Prior to the annual meeting, the S.18 leadership and TMC staff evaluated the organization’s existing knowledge base, activities and liaisons with the previously mentioned groups. To prepare for the meeting’s S.18 sessions, the council polled its membership regarding the initial strategic priorities for the study group as it sets up its action plan. The possible areas of focus were divided into three categories: highly automated vehicles, electric heavy-duty trucks and platooning.
Within each of those categories, the survey asked what the priority level should be (on a scale of “0” for “no priority” to “5” for “highest priority”) for possible development of TMC information reports and RPs across four topical areas: vehicle spec’ing, vehicle maintenance procedures and practices, fleet and service maintenance facility development and technical qualification. In addition, members were asked to evaluate the importance of an ongoing cooperation with CVSA.
The focus areas scoring above “medium priority” included all four topical areas for highly automated vehicles, maintenance facilities development and technician training for electric heavy-duty trucks, and collaboration with CVSA regarding highly automated vehicles and electric heavy-duty trucks.
As a result of the exploratory session, members participating in S.18’s first official business session determined that its initial work should be organized under three task forces: the first on truck automation, the second to address the needs of truck platooning and the third to take on challenges related to electric commercial motor vehicles.
The S.18 study group is led by: Chairman Kyle Mitchell, regional service manager for Maverick Transportation in Little Rock, Ark.; First Vice Chairman Dan Umphress, region facilities manager, transportation and warehouse for The Kroger Co. in Cincinnati; and Second Vice Chairman Richard Bishop, principal of Richard Bishop Consulting in Highland, Md.
Mitchell said that safety will be a point of emphasis for S.18’s body of work. For all three of these initial areas, S.18 wants to make sure “we are always mindful of the safest ways possible to accomplish future goals for these up-and-coming technologies, and that we need plenty of education for the industry to learn as [these technologies] grow and evolve to production-level components.”
S.18 “is clearly focused on fast-moving fields which could significantly affect the trucking industry,” Bishop said, noting his focus is on automated vehicles.
“First-generation truck platooning (with a clear role for drivers) is coming to market very soon while at the same time we are seeing an increase in the number of companies developing self-driving trucks for highway segments (ramp to ramp) and possibly even streets (dock to dock),” he said.
The truck platooning task force is now getting ready to create an information report or RP to educate fleets about how it works, how it’s used and how it’s maintained, Bishop said.
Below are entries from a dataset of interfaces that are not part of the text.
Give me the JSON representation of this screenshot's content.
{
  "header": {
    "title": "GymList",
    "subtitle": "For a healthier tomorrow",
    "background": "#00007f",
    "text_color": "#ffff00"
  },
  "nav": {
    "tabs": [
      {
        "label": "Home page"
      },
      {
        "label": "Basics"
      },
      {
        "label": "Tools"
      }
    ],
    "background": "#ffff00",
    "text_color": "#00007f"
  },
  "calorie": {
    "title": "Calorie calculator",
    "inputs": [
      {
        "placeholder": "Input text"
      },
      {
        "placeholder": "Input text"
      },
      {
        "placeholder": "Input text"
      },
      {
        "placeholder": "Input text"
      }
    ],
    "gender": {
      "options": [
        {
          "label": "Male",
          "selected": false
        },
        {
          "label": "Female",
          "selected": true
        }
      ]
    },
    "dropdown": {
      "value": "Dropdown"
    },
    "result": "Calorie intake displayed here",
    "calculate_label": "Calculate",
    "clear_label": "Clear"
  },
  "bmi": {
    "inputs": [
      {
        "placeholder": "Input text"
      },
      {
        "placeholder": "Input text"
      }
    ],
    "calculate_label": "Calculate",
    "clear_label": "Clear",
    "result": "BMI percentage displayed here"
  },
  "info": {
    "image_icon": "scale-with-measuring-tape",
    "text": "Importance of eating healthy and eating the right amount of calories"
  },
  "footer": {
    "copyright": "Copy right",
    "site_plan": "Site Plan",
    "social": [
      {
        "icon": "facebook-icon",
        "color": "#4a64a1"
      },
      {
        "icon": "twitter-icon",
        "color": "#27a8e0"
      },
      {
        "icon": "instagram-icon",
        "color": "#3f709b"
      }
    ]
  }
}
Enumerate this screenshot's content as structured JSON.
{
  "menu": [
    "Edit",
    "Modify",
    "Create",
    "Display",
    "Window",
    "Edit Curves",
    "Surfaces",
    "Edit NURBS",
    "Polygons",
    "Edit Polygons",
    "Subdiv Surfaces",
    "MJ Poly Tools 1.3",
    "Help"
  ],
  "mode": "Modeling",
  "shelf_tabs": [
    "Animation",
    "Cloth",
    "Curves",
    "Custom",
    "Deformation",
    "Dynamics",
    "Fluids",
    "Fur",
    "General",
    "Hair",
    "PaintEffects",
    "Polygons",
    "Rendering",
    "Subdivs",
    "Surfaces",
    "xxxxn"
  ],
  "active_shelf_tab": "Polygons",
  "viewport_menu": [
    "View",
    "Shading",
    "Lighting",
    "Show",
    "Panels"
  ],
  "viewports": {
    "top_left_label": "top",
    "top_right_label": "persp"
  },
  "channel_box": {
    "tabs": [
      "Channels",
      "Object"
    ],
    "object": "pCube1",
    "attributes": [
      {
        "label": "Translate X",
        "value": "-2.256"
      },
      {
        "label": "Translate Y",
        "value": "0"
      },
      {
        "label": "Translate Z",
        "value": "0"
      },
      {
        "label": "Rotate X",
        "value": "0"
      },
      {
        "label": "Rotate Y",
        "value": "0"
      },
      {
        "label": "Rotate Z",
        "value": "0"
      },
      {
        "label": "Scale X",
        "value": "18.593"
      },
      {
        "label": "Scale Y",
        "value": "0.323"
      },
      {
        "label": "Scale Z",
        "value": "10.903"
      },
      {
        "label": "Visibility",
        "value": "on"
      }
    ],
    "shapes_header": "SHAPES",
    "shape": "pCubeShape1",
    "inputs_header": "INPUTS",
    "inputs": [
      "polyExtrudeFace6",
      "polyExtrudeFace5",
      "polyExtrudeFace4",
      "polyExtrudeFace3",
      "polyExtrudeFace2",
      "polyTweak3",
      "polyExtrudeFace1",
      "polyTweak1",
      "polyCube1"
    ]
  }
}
With the truck automation task force, “we are tracking developments in this space and trying to make sense of it all,” he said, adding that now is the time to get involved.
Umphress said the electric vehicle task force is “ramping up” to provide education to fleets and guidance on right sizing battery packs, battery chargers, electrical infrastructure for chargers, plus duty cycle analysis and more.
TMC members can join the S.18 study group community and/or respective task force communities through TMC Connect (tmcconnect.trucking.org). Parties interested in contributing also can contact me at email@example.com.
Jack Legler manages the Technology & Maintenance Council’s recommended practice development process. TMC is a council of American Trucking Associations.